- Whether a Developer may Request Conditional Approval of Environmental Impact Assessment Based on the Environmental Protection Strategies Whose Efficacy Only can be Proved After Operation Commences
- September 11, 2015
- Law Firm: Lee Tsai Partners Attorneys-at-Law - Taipei Office
- Article 10 of the Amendments to the Constitution of the ROC specifically provides that the development of economics, science and technologies shall be balanced with the protection of environment and ecology. Accordingly, environmental impact assessment (the "EIS") is always a difficult issue faced by enterprises conducting development planning and the competent authorities. The latter are often charged with the responsibilities of both economic development and environmental protection. A while ago, some EIS authority ruled that the environmental impact statement prepared by a developer was "conditionally approved" without any need to conduct the second stage of EIS in accordance with Article 43 of the Enforcement Rules of Environmental Impact Assessment Act. However, a series of decisions have been rendered by the Taipei High Administrative Court recently to impose restrictions on the "conditional approval" of EIS under Article 43 of the Enforcement Rules. Although the EIS authority involved in these specific cases may appeal to the Supreme Administrative Court. This essay summarizes the gist of the 100-Su-1162 Decision, rendered by the Taipei High Administrative Court, as follows.
First, the legal background is that the development by an enterprise is required to go through a review procedure involving two stages of EIS. In the first stage, the impact analysis proposed by the developer is reviewed in writing to assess if the development will potentially have major impact on the environment. The public participation does not commence until the second stage review. Regardless of which stage of the development is approved, the proceeding of the developments and the subsequent use after their completion should be tracked and supervised by the competent authorities of the implementation status of the EIS approval. However, even if the competent authorities may conduct follow-ups afterwards, the court ruled as follows. If whether the strategies or executive conditions pertained by a developer can eliminate the "the likelihood of material environmental impact" from the development, only can be examine and verified afterwards. Such unpredictable executive conditions for exempting the second stage EIS are illegal.

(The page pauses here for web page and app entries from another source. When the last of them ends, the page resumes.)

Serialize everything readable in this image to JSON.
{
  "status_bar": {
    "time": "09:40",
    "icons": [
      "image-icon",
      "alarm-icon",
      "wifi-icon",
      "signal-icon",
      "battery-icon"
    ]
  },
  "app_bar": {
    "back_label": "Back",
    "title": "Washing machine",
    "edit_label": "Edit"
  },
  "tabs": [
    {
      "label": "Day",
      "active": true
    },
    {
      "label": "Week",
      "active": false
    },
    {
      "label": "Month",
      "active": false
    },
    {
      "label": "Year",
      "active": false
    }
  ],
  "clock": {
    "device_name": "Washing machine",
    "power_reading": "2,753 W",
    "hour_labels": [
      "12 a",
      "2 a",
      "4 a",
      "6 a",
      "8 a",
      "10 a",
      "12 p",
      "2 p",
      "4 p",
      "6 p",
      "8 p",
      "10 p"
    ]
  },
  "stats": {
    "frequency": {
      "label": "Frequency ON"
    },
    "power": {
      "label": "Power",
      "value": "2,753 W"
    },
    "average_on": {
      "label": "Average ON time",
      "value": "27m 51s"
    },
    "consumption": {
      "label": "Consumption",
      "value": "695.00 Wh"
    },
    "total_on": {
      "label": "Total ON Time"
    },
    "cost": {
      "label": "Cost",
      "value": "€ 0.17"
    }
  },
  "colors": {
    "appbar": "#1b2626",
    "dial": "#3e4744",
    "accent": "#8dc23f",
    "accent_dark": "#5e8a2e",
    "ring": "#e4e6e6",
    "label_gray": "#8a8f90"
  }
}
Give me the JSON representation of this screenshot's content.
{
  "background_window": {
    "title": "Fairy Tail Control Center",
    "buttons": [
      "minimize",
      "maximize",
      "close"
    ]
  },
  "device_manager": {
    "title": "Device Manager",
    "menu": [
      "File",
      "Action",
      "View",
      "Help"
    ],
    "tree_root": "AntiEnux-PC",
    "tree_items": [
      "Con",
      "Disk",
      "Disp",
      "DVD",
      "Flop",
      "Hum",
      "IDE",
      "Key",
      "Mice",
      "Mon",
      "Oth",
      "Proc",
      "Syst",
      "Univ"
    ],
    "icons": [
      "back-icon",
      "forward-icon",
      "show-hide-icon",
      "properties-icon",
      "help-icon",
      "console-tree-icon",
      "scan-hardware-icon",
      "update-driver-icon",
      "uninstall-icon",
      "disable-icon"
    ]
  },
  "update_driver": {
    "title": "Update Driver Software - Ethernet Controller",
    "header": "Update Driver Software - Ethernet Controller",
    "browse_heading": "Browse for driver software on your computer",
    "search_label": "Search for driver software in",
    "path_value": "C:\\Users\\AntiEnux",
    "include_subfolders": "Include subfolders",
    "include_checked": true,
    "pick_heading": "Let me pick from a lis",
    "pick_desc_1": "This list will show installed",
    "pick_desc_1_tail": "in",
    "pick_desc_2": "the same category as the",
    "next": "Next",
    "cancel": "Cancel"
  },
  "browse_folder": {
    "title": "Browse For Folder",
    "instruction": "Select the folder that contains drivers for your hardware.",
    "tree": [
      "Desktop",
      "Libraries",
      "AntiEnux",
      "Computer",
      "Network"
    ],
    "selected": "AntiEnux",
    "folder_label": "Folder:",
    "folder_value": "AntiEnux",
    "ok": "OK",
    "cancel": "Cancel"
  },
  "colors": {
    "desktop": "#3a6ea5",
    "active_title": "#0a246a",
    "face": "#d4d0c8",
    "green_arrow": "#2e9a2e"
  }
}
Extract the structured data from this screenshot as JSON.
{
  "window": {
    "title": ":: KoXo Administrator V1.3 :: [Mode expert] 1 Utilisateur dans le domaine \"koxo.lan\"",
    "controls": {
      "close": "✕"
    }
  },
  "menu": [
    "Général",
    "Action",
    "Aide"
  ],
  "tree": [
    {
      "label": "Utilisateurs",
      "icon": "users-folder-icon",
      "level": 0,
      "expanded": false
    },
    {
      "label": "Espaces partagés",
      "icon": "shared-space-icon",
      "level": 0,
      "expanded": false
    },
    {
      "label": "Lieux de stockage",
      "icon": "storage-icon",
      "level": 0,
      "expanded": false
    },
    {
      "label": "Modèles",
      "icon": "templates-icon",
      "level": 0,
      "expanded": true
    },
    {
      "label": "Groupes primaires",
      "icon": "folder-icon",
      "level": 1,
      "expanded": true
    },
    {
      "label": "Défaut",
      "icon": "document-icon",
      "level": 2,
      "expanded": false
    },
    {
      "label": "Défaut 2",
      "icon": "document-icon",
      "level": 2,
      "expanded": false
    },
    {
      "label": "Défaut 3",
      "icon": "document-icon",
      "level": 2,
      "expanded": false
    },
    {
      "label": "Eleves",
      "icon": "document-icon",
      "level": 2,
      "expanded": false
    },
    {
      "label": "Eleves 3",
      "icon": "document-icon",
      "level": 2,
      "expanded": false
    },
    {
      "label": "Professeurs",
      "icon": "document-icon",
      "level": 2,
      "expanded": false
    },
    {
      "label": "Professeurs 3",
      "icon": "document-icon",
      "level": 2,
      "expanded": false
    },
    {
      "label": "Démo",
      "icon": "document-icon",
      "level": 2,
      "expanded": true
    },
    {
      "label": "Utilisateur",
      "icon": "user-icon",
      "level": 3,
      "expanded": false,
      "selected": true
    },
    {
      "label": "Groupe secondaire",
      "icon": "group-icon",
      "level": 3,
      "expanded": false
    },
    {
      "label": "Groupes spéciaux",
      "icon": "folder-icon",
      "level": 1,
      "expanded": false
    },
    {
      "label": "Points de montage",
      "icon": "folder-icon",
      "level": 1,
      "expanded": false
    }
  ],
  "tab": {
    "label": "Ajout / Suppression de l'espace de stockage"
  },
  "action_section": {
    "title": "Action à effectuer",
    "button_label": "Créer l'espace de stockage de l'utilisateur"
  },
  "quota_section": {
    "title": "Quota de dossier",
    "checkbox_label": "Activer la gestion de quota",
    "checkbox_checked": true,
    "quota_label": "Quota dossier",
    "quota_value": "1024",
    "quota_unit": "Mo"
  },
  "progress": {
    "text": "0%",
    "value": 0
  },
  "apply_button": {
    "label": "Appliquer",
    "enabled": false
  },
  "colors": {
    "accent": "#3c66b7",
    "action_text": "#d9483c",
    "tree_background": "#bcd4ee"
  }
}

The court in this case held that in case of the "conditional approval" of EIS under Article 43 of the Enforcement Rules of the Environmental Impact Assessment Act, does not includes the "conditions" enumerated as "all kinds of relevant plans and current environmental circumstances within the scope of potential impact of development acts," "potential environmental impact that is expected from development acts" or "environmental protection strategies and alternative proposals," provided by Article 6 of the Environmental Impact Assessment Act, which shall be specified in the environmental impact statement, deliberated and reviewed in the first stage by the EIS committee. In short, the court held that statutory preconditions for approval shall not be replaced by executive conditions, because the administrative agency involved should conduct official investigation of the statutory preconditions before granting the approval. Such obligation may not be replaced or exempt by attaching executive conditions.
The court in this case further held that the "executive conditions" attached by the EIS authority in this case only can be actually tested and supervised after the development completes and the operation commences. The court also mentioned that when the development has been completed and operated, even if the testing and inspection indicate that the executive conditions attached to the EIS approval are not met, nothing more than a fine can be imposed on the developer, and there is no way to order the developer to revoke its development. Accordingly, the court held that the approval made by the EIS authority in this case to conditionally approve the EIS of this development without entering into the second stage EIS would unduly deprive local residents of their participation in expressing their opinions and of their due process benefit. Therefore, the court ruled that approval of the EIS authority is revoked.
In the event that such decision is upheld by the Supreme Administrative Court, the impact on developers will lie in the requirement that a developer should explain in great detail to EIS authority about the environmental protection strategies and their efficacy in prevent and mitigating environmental impact in items such as "all kinds of relevant plans and current environmental circumstances within the scope of potential impact of development acts," "potential environmental impact that is expected from development acts" or "environmental protection strategies and alternative proposals" in the first stage of EIS. In addition, the efficacy of such strategies should be proved before the approval. It may become difficult to request the EIS authority to approve the development by "executive conditions" based on environmental strategy whose efficacy cannot be proved until operation commences.